Montgomery County acknowledges that it bore the burden on that issue before the Commission, but claims that it no longer did so before the circuit court. It argues that the presumption of correctness applied to the "implicit decision" that the claimant was guilty of willful misconduct and, thereby, reallocated to the claimant the burden of DISPROVING willful misconduct before the circuit court. Because Judge Rowan 1) could not resolve the credibility battle, 2) ended up in a state of "mental equipoise" as to what had happened in the break room, and 3) made no finding with respect to the antecedent conduct of the claimant in the break room, Montgomery County argues that the claimant, ipso facto, failed, as a matter of law, to produce any ultimately persuasive evidence DISPROVING the presumptively correct finding of willful misconduct. The argument is that Judge Rowan, as a fact finder, failed to follow the applicable burden of persuasion.

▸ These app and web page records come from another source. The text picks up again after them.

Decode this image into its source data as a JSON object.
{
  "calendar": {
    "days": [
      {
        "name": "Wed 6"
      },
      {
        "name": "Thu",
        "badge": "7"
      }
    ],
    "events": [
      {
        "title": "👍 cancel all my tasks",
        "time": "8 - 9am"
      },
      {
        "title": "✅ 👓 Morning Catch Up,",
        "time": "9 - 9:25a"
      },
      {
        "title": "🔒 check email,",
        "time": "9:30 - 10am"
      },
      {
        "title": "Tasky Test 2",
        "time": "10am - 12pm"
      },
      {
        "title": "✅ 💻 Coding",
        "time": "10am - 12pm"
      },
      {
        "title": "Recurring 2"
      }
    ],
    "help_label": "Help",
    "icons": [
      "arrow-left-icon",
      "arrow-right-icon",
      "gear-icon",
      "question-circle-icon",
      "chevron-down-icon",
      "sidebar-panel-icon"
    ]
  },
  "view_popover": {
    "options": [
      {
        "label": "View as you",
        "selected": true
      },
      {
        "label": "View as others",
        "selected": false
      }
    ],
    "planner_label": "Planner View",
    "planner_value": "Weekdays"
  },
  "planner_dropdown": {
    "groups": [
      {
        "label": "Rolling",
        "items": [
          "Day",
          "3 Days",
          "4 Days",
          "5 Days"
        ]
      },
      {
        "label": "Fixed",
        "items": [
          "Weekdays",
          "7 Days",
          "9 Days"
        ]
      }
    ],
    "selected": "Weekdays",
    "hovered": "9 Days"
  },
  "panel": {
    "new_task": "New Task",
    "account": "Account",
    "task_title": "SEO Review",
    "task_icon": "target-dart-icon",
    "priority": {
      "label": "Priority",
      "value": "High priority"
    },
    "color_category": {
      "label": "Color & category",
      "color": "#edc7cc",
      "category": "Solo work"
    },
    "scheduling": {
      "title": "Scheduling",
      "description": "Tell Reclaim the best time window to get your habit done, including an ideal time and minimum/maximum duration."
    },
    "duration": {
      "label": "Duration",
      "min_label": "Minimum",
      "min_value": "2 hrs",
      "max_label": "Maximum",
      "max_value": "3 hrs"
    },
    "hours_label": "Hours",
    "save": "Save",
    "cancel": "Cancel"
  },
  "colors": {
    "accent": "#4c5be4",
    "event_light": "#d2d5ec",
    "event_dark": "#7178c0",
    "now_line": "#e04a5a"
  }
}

There was, however, no such lesser included burden of persuasion. The switching of the burden of production that sometimes follows from the presumption of correctness does not reach down that deeply into the machinery of the decisional process. It deals with the overall question of which party bears the responsibility to bring the litigation and basically to prove a case. It can transform the moving party before the Commission into the non-moving party before the circuit court. It is, in that capacity, a strategic reallocation of burdens, but it is not an endless series of lesser tactical reallocations percolating down through every level of the litigation. Montgomery County seeks, however, to treat the basic shift as a critical mass triggering a chain reaction of lesser shifts and turning the trial de novo into a procedural Hall of "Mirrors, where left is right and up is down and everything moves in the opposite direction." Starke v. Starke, 134 Md.App. 663, 667, 761 A.2d 355 (2000). It would have us "jump down the rabbit hole."
The presumption of correctness and the switch in the allocation of the burden of production that it sometimes triggers, however, has no such Rube Goldberg implications. The employer retains the burden of proving the affirmative defense of willful misconduct at the circuit court level just as surely as it had it before the Commission. The claimant, even in the disadvantaged role of moving party before the circuit court, did not assume an additional burden of disproving an affirmative defense. As to willful misconduct, there was no burden cast on the claimant to produce any, let alone additional, evidence. Neither was there on the claimant any burden of persuasion to disprove willful misconduct.
The Ultimate Burden of Persuasion
At the trial de novo, there was cast on the claimant the burden of persuasion on the ultimate issue. The claimant successfully satisfied that burden, as Judge Rowan, in his Memorandum Opinion and Order, concluded:
The Court finds that the Claimant has carried the burden of proof by a preponderance of the evidence that the decision by the Maryland Workers' Compensation Commission was error.
JUDGMENT AFFIRMED; COSTS TO BE PAID BY APPELLANT.